**SUPPLIED INFORMATION**
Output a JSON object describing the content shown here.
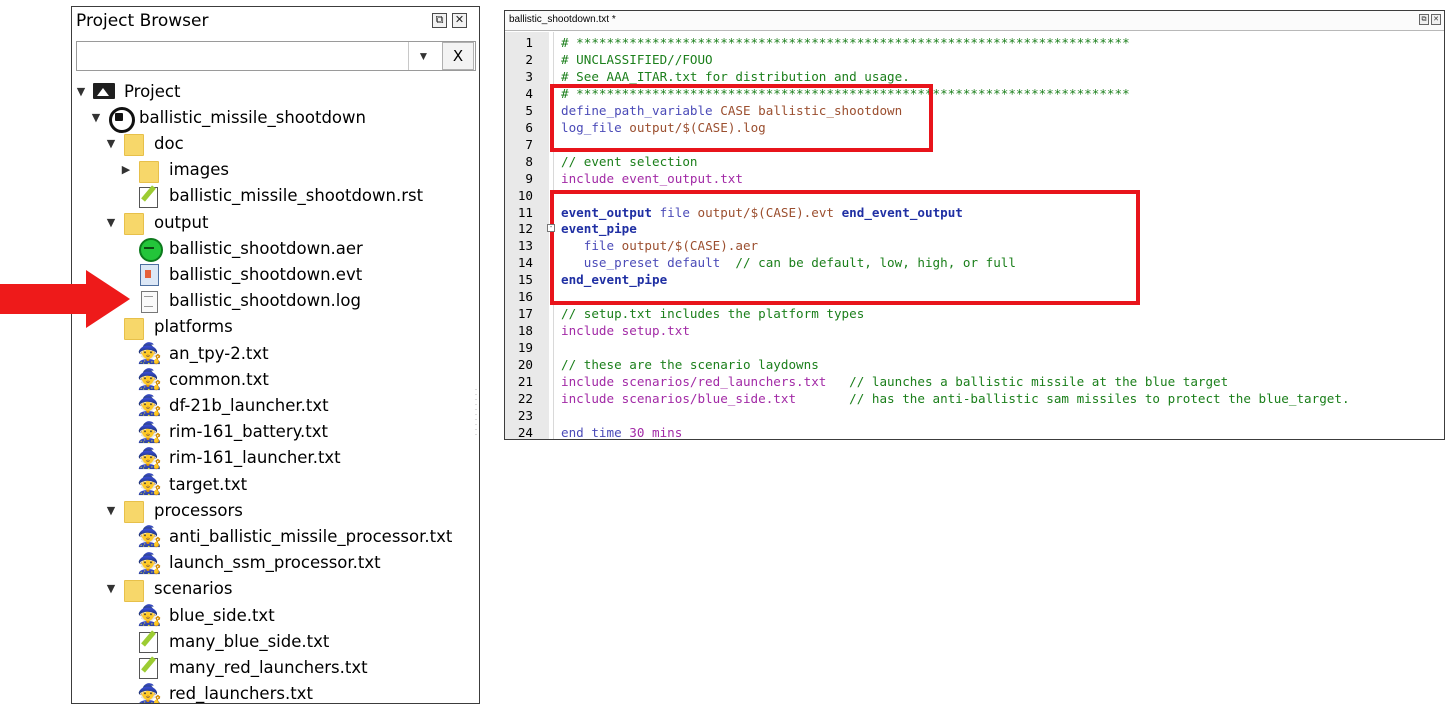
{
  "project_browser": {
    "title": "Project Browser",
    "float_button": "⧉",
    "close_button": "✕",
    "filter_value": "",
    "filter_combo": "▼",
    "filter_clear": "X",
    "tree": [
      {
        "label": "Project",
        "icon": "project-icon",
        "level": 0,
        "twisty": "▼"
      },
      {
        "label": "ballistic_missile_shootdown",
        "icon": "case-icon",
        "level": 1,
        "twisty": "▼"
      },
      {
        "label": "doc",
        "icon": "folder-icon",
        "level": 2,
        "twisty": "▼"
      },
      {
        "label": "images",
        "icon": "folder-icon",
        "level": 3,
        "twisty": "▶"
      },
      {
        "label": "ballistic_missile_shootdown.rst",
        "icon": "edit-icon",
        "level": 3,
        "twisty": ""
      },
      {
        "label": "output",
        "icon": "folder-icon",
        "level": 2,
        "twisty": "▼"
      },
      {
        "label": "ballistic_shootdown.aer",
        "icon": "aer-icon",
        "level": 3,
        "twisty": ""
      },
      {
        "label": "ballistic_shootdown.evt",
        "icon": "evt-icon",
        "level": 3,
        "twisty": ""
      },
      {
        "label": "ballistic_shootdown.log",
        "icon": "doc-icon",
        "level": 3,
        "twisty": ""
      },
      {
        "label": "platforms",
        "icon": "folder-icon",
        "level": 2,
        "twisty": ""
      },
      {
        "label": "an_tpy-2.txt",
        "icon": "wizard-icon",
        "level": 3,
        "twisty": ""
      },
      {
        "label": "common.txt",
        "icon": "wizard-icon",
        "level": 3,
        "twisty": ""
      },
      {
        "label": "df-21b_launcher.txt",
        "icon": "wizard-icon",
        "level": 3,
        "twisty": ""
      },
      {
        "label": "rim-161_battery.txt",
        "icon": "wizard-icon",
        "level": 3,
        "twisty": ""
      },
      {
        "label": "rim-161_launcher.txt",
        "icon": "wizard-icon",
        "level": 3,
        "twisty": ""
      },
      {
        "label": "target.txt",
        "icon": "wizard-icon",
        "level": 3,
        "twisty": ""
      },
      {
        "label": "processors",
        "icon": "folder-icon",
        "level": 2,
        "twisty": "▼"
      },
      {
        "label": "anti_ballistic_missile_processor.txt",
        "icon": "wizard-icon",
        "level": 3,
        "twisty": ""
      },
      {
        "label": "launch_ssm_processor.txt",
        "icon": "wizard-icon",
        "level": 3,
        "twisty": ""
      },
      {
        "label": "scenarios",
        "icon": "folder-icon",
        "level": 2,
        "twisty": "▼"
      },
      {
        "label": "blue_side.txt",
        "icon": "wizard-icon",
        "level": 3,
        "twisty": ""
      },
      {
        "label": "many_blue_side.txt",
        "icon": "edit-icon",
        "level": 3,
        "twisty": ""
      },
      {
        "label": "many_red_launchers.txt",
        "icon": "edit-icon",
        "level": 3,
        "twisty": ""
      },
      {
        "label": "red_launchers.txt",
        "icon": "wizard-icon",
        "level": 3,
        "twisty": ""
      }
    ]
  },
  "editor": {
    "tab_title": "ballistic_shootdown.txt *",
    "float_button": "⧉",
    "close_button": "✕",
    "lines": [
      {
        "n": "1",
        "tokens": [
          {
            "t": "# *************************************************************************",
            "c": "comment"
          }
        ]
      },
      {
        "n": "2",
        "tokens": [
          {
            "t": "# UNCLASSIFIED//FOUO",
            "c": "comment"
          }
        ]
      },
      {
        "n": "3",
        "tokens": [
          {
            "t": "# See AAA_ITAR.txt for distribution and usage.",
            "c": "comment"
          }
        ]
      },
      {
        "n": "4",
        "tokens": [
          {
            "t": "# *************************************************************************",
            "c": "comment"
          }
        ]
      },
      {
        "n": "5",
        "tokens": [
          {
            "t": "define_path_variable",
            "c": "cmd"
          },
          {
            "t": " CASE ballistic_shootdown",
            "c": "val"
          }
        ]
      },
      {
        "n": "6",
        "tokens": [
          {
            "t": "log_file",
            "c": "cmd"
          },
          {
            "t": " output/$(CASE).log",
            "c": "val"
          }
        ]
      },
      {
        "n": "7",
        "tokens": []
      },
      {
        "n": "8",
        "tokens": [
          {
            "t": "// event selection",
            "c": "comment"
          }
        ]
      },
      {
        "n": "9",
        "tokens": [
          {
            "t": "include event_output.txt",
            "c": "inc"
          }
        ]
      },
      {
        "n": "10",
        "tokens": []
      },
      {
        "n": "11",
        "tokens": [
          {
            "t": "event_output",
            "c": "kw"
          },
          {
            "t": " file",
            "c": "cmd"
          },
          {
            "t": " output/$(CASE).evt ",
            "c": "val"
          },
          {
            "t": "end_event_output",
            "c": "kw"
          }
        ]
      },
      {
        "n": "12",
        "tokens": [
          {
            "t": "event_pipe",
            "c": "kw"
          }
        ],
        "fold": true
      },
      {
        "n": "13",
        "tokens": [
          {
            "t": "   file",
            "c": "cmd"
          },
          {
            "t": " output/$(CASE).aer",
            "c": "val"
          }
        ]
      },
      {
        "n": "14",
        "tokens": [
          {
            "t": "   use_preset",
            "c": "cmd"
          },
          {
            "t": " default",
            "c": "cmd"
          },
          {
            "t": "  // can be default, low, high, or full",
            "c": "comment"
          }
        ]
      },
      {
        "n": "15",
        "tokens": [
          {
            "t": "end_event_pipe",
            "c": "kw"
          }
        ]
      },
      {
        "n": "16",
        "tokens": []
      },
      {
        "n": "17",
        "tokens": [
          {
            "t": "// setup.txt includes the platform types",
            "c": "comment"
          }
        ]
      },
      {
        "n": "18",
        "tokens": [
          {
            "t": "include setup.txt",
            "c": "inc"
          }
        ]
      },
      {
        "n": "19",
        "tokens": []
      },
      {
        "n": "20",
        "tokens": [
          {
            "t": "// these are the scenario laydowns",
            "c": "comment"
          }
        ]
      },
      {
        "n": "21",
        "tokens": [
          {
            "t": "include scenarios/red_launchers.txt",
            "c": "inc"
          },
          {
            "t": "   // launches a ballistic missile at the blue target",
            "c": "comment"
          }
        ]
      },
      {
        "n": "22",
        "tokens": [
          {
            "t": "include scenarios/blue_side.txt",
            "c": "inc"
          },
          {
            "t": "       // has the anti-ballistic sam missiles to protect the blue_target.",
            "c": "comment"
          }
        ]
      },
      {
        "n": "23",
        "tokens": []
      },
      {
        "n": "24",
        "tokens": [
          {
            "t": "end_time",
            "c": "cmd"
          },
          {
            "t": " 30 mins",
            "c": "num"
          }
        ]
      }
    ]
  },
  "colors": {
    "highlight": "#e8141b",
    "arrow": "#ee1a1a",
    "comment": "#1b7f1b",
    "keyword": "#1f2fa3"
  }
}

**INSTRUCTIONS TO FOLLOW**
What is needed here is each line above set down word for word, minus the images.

**RESPONSE TO THIS TASK**
Output a JSON object describing the content shown here.
{
  "project_browser": {
    "title": "Project Browser",
    "float_button": "⧉",
    "close_button": "✕",
    "filter_value": "",
    "filter_combo": "▼",
    "filter_clear": "X",
    "tree": [
      {
        "label": "Project",
        "icon": "project-icon",
        "level": 0,
        "twisty": "▼"
      },
      {
        "label": "ballistic_missile_shootdown",
        "icon": "case-icon",
        "level": 1,
        "twisty": "▼"
      },
      {
        "label": "doc",
        "icon": "folder-icon",
        "level": 2,
        "twisty": "▼"
      },
      {
        "label": "images",
        "icon": "folder-icon",
        "level": 3,
        "twisty": "▶"
      },
      {
        "label": "ballistic_missile_shootdown.rst",
        "icon": "edit-icon",
        "level": 3,
        "twisty": ""
      },
      {
        "label": "output",
        "icon": "folder-icon",
        "level": 2,
        "twisty": "▼"
      },
      {
        "label": "ballistic_shootdown.aer",
        "icon": "aer-icon",
        "level": 3,
        "twisty": ""
      },
      {
        "label": "ballistic_shootdown.evt",
        "icon": "evt-icon",
        "level": 3,
        "twisty": ""
      },
      {
        "label": "ballistic_shootdown.log",
        "icon": "doc-icon",
        "level": 3,
        "twisty": ""
      },
      {
        "label": "platforms",
        "icon": "folder-icon",
        "level": 2,
        "twisty": ""
      },
      {
        "label": "an_tpy-2.txt",
        "icon": "wizard-icon",
        "level": 3,
        "twisty": ""
      },
      {
        "label": "common.txt",
        "icon": "wizard-icon",
        "level": 3,
        "twisty": ""
      },
      {
        "label": "df-21b_launcher.txt",
        "icon": "wizard-icon",
        "level": 3,
        "twisty": ""
      },
      {
        "label": "rim-161_battery.txt",
        "icon": "wizard-icon",
        "level": 3,
        "twisty": ""
      },
      {
        "label": "rim-161_launcher.txt",
        "icon": "wizard-icon",
        "level": 3,
        "twisty": ""
      },
      {
        "label": "target.txt",
        "icon": "wizard-icon",
        "level": 3,
        "twisty": ""
      },
      {
        "label": "processors",
        "icon": "folder-icon",
        "level": 2,
        "twisty": "▼"
      },
      {
        "label": "anti_ballistic_missile_processor.txt",
        "icon": "wizard-icon",
        "level": 3,
        "twisty": ""
      },
      {
        "label": "launch_ssm_processor.txt",
        "icon": "wizard-icon",
        "level": 3,
        "twisty": ""
      },
      {
        "label": "scenarios",
        "icon": "folder-icon",
        "level": 2,
        "twisty": "▼"
      },
      {
        "label": "blue_side.txt",
        "icon": "wizard-icon",
        "level": 3,
        "twisty": ""
      },
      {
        "label": "many_blue_side.txt",
        "icon": "edit-icon",
        "level": 3,
        "twisty": ""
      },
      {
        "label": "many_red_launchers.txt",
        "icon": "edit-icon",
        "level": 3,
        "twisty": ""
      },
      {
        "label": "red_launchers.txt",
        "icon": "wizard-icon",
        "level": 3,
        "twisty": ""
      }
    ]
  },
  "editor": {
    "tab_title": "ballistic_shootdown.txt *",
    "float_button": "⧉",
    "close_button": "✕",
    "lines": [
      {
        "n": "1",
        "tokens": [
          {
            "t": "# *************************************************************************",
            "c": "comment"
          }
        ]
      },
      {
        "n": "2",
        "tokens": [
          {
            "t": "# UNCLASSIFIED//FOUO",
            "c": "comment"
          }
        ]
      },
      {
        "n": "3",
        "tokens": [
          {
            "t": "# See AAA_ITAR.txt for distribution and usage.",
            "c": "comment"
          }
        ]
      },
      {
        "n": "4",
        "tokens": [
          {
            "t": "# *************************************************************************",
            "c": "comment"
          }
        ]
      },
      {
        "n": "5",
        "tokens": [
          {
            "t": "define_path_variable",
            "c": "cmd"
          },
          {
            "t": " CASE ballistic_shootdown",
            "c": "val"
          }
        ]
      },
      {
        "n": "6",
        "tokens": [
          {
            "t": "log_file",
            "c": "cmd"
          },
          {
            "t": " output/$(CASE).log",
            "c": "val"
          }
        ]
      },
      {
        "n": "7",
        "tokens": []
      },
      {
        "n": "8",
        "tokens": [
          {
            "t": "// event selection",
            "c": "comment"
          }
        ]
      },
      {
        "n": "9",
        "tokens": [
          {
            "t": "include event_output.txt",
            "c": "inc"
          }
        ]
      },
      {
        "n": "10",
        "tokens": []
      },
      {
        "n": "11",
        "tokens": [
          {
            "t": "event_output",
            "c": "kw"
          },
          {
            "t": " file",
            "c": "cmd"
          },
          {
            "t": " output/$(CASE).evt ",
            "c": "val"
          },
          {
            "t": "end_event_output",
            "c": "kw"
          }
        ]
      },
      {
        "n": "12",
        "tokens": [
          {
            "t": "event_pipe",
            "c": "kw"
          }
        ],
        "fold": true
      },
      {
        "n": "13",
        "tokens": [
          {
            "t": "   file",
            "c": "cmd"
          },
          {
            "t": " output/$(CASE).aer",
            "c": "val"
          }
        ]
      },
      {
        "n": "14",
        "tokens": [
          {
            "t": "   use_preset",
            "c": "cmd"
          },
          {
            "t": " default",
            "c": "cmd"
          },
          {
            "t": "  // can be default, low, high, or full",
            "c": "comment"
          }
        ]
      },
      {
        "n": "15",
        "tokens": [
          {
            "t": "end_event_pipe",
            "c": "kw"
          }
        ]
      },
      {
        "n": "16",
        "tokens": []
      },
      {
        "n": "17",
        "tokens": [
          {
            "t": "// setup.txt includes the platform types",
            "c": "comment"
          }
        ]
      },
      {
        "n": "18",
        "tokens": [
          {
            "t": "include setup.txt",
            "c": "inc"
          }
        ]
      },
      {
        "n": "19",
        "tokens": []
      },
      {
        "n": "20",
        "tokens": [
          {
            "t": "// these are the scenario laydowns",
            "c": "comment"
          }
        ]
      },
      {
        "n": "21",
        "tokens": [
          {
            "t": "include scenarios/red_launchers.txt",
            "c": "inc"
          },
          {
            "t": "   // launches a ballistic missile at the blue target",
            "c": "comment"
          }
        ]
      },
      {
        "n": "22",
        "tokens": [
          {
            "t": "include scenarios/blue_side.txt",
            "c": "inc"
          },
          {
            "t": "       // has the anti-ballistic sam missiles to protect the blue_target.",
            "c": "comment"
          }
        ]
      },
      {
        "n": "23",
        "tokens": []
      },
      {
        "n": "24",
        "tokens": [
          {
            "t": "end_time",
            "c": "cmd"
          },
          {
            "t": " 30 mins",
            "c": "num"
          }
        ]
      }
    ]
  },
  "colors": {
    "highlight": "#e8141b",
    "arrow": "#ee1a1a",
    "comment": "#1b7f1b",
    "keyword": "#1f2fa3"
  }
}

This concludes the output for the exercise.